# Required work:
Set down each entry again exactly as written.

# Dataset extract:
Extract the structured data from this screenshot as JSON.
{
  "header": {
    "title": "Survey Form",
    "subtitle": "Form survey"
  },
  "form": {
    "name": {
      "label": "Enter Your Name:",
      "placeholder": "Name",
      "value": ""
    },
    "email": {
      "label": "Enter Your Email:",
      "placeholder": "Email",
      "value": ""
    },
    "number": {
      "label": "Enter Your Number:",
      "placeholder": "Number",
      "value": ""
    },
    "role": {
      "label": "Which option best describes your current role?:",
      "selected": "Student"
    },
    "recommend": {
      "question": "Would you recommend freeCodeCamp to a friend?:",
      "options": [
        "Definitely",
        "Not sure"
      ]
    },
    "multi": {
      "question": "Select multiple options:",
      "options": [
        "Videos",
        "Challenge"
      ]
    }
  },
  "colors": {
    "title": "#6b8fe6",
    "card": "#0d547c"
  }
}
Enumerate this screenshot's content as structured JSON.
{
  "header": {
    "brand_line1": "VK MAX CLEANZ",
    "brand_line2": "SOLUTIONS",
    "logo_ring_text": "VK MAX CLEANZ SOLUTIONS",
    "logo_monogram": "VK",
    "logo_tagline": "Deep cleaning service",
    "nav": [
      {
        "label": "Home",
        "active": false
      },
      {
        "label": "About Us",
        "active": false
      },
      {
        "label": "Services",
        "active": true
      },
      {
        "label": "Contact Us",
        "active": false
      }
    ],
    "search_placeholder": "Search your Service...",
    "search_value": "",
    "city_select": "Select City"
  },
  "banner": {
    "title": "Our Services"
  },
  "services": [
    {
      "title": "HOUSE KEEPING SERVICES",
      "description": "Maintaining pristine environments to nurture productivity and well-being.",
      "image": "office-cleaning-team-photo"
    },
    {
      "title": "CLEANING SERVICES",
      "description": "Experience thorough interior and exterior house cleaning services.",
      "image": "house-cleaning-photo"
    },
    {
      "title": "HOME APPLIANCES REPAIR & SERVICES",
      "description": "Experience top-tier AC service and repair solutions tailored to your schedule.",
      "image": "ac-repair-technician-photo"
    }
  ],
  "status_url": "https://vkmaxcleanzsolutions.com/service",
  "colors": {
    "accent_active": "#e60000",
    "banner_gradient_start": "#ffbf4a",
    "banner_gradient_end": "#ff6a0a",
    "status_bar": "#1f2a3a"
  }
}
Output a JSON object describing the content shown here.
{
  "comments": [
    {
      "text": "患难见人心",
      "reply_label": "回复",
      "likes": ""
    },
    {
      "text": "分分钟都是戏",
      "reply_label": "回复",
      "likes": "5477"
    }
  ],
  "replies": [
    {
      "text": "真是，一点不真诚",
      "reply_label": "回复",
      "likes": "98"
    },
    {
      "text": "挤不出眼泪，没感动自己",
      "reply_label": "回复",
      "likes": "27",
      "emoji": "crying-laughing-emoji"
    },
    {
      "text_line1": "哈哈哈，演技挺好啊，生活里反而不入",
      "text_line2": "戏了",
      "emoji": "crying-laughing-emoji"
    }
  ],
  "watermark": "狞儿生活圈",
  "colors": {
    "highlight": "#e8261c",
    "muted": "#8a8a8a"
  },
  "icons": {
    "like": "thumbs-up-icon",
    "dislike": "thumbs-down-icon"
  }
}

# Exercise output:
Extract the structured data from this screenshot as JSON.
{
  "header": {
    "title": "Survey Form",
    "subtitle": "Form survey"
  },
  "form": {
    "name": {
      "label": "Enter Your Name:",
      "placeholder": "Name",
      "value": ""
    },
    "email": {
      "label": "Enter Your Email:",
      "placeholder": "Email",
      "value": ""
    },
    "number": {
      "label": "Enter Your Number:",
      "placeholder": "Number",
      "value": ""
    },
    "role": {
      "label": "Which option best describes your current role?:",
      "selected": "Student"
    },
    "recommend": {
      "question": "Would you recommend freeCodeCamp to a friend?:",
      "options": [
        "Definitely",
        "Not sure"
      ]
    },
    "multi": {
      "question": "Select multiple options:",
      "options": [
        "Videos",
        "Challenge"
      ]
    }
  },
  "colors": {
    "title": "#6b8fe6",
    "card": "#0d547c"
  }
}
Enumerate this screenshot's content as structured JSON.
{
  "header": {
    "brand_line1": "VK MAX CLEANZ",
    "brand_line2": "SOLUTIONS",
    "logo_ring_text": "VK MAX CLEANZ SOLUTIONS",
    "logo_monogram": "VK",
    "logo_tagline": "Deep cleaning service",
    "nav": [
      {
        "label": "Home",
        "active": false
      },
      {
        "label": "About Us",
        "active": false
      },
      {
        "label": "Services",
        "active": true
      },
      {
        "label": "Contact Us",
        "active": false
      }
    ],
    "search_placeholder": "Search your Service...",
    "search_value": "",
    "city_select": "Select City"
  },
  "banner": {
    "title": "Our Services"
  },
  "services": [
    {
      "title": "HOUSE KEEPING SERVICES",
      "description": "Maintaining pristine environments to nurture productivity and well-being.",
      "image": "office-cleaning-team-photo"
    },
    {
      "title": "CLEANING SERVICES",
      "description": "Experience thorough interior and exterior house cleaning services.",
      "image": "house-cleaning-photo"
    },
    {
      "title": "HOME APPLIANCES REPAIR & SERVICES",
      "description": "Experience top-tier AC service and repair solutions tailored to your schedule.",
      "image": "ac-repair-technician-photo"
    }
  ],
  "status_url": "https://vkmaxcleanzsolutions.com/service",
  "colors": {
    "accent_active": "#e60000",
    "banner_gradient_start": "#ffbf4a",
    "banner_gradient_end": "#ff6a0a",
    "status_bar": "#1f2a3a"
  }
}
Output a JSON object describing the content shown here.
{
  "comments": [
    {
      "text": "患难见人心",
      "reply_label": "回复",
      "likes": ""
    },
    {
      "text": "分分钟都是戏",
      "reply_label": "回复",
      "likes": "5477"
    }
  ],
  "replies": [
    {
      "text": "真是，一点不真诚",
      "reply_label": "回复",
      "likes": "98"
    },
    {
      "text": "挤不出眼泪，没感动自己",
      "reply_label": "回复",
      "likes": "27",
      "emoji": "crying-laughing-emoji"
    },
    {
      "text_line1": "哈哈哈，演技挺好啊，生活里反而不入",
      "text_line2": "戏了",
      "emoji": "crying-laughing-emoji"
    }
  ],
  "watermark": "狞儿生活圈",
  "colors": {
    "highlight": "#e8261c",
    "muted": "#8a8a8a"
  },
  "icons": {
    "like": "thumbs-up-icon",
    "dislike": "thumbs-down-icon"
  }
}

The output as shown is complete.